Just because we declare unconditional total war against our delusions does not mean we fight stupidly without strategy or tactics. Strategy is the big picture for how we will win the war, tactics is how we win individual battles in that war. We actually don’t overpower our delusions, we outsmart them. Our ultimate strategy against our delusions is encirclement followed by decapitation. We accomplish encirclement with a systematic practice of the Lamrim. We completely surround the enemy of delusions on all sides with the Lamrim, like in a medieval siege. Geshe-la explains the Lamrim opposes, directly or indirectly, all delusions. It is a system of inter-locking virtuous minds that creates a vajra-like cage around our delusions from which they can’t escape. The Lamrim contains the enemy in an ever tightening noose as our experience with the Lamrim grows. At the same time, we pursue a strategy of decapitation of the king of all delusions – the self-centered mind. The self-centered mind is the union of self-cherishing and self-grasping, and this mind is the root and power of all delusions. In Lord of the Rings, it is the Ring of Power, the one ring to rule them all. If it is destroyed, all delusions are destroyed with it. Ultimate Bodhichitta, the union of conventional bodhichitta and the wisdom realizing emptiness, is our Spiritual Hercules that cannot be defeated.

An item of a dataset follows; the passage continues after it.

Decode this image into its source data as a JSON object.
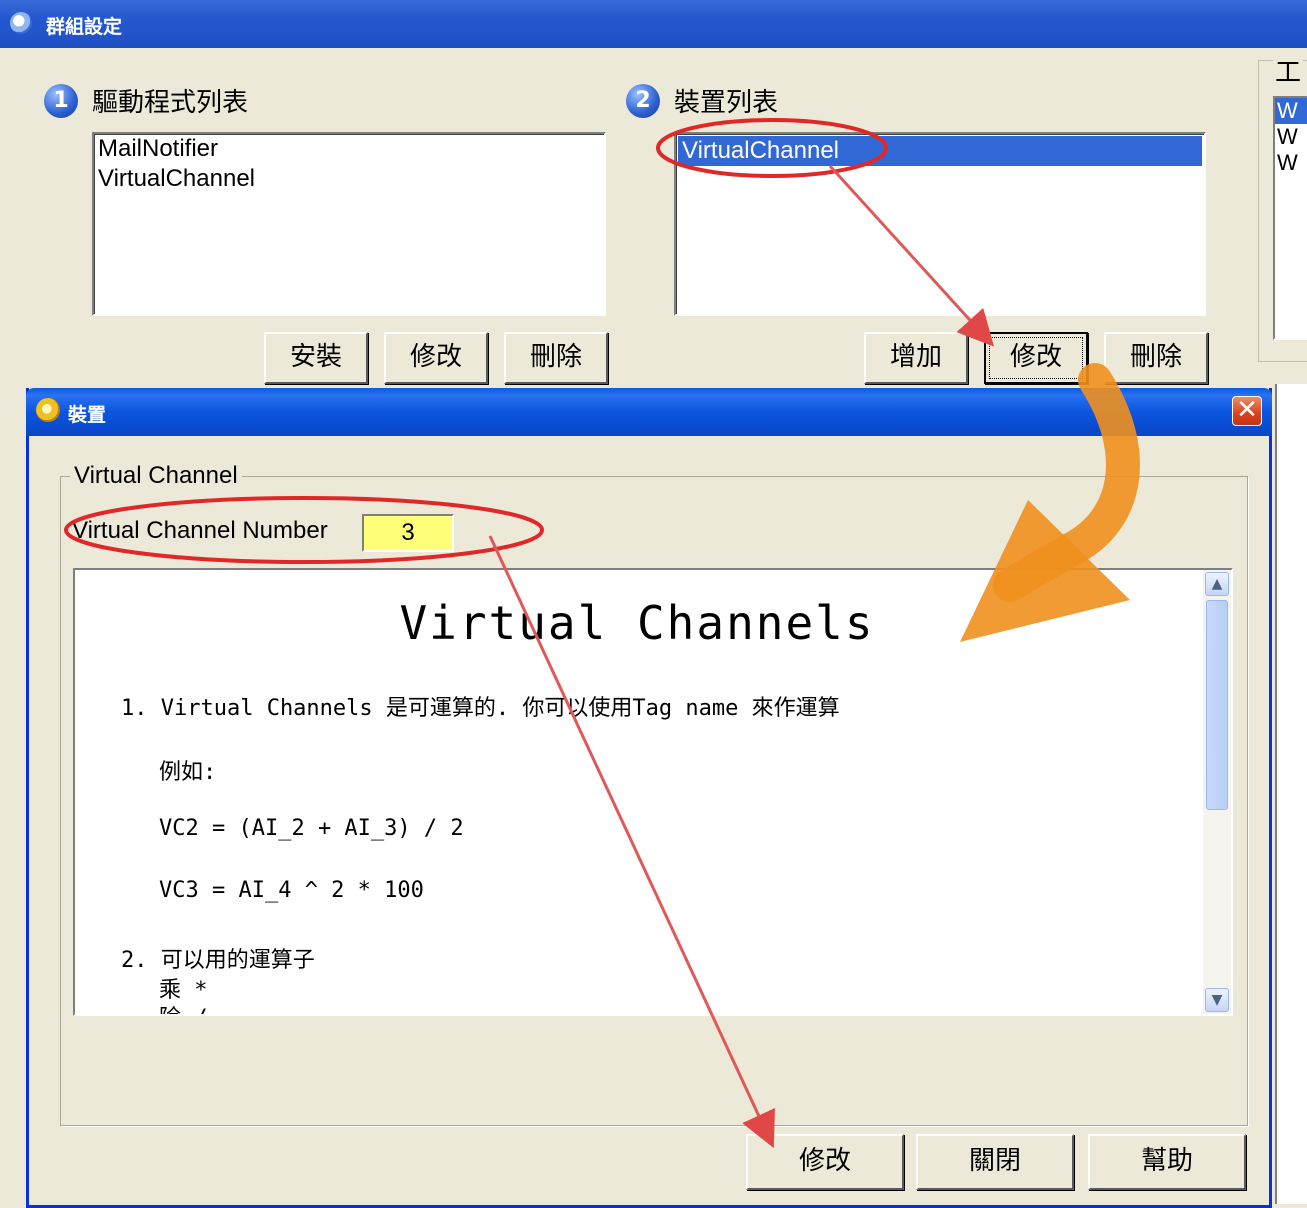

Tactically, we need to pick our battles. Perhaps we have a wide range of attachments, from chocolate to sex. Perhaps we are not ready to take on sexual attachment quite yet, but surely we can break our attachment to chocolate. Perhaps we have a wide range of frustrations, from having to wait in line to the dysfunction of our government. The point is start with small, winnable battles. Gain some experience for how wisdom can indeed defeat delusions. Learn how to request blessings for wisdom and strength to assist you in your fight. Lock in some definitive victories against small delusions. This will grow your confidence that it is possible to win. You then gradually grow in spiritual power, taking on greater and greater foes, until eventually you become a Conqueror Buddha.
Some people mistakenly think being a Buddhist means to be a wuss. A dear friend of mine was once chastised by his South American bride, “its King-like Bodhichitta, not Smurf-like Bodhichitta.” A teacher of mine often used to say, “show some backbone.” She said, “there is nothing weak about being a Buddhist. Delusions are what make us weak, wisdom makes us strong.” Rocky Balboa does not fear getting his nose bloodied when he confronts Ivan Drago, and neither should we when we confront our delusions. The Patriots in the American revolution didn’t stand a chance against the mightiest empire on earth, but they won anyways. Ghandi was no coward – he stood against the British Empire armed with nothing more than the truth and a home-spun loin cloth. Shantideva is not weak, and he doesn’t hesitate to kick delusions right where it hurts. Sadly, when it comes to the language of warfare, sexist language is often the best, so forgive my use of these terms. But what Shantideva is really telling us – in our modern terms – is when it comes to our fight against our delusions we “need to grow a pair.”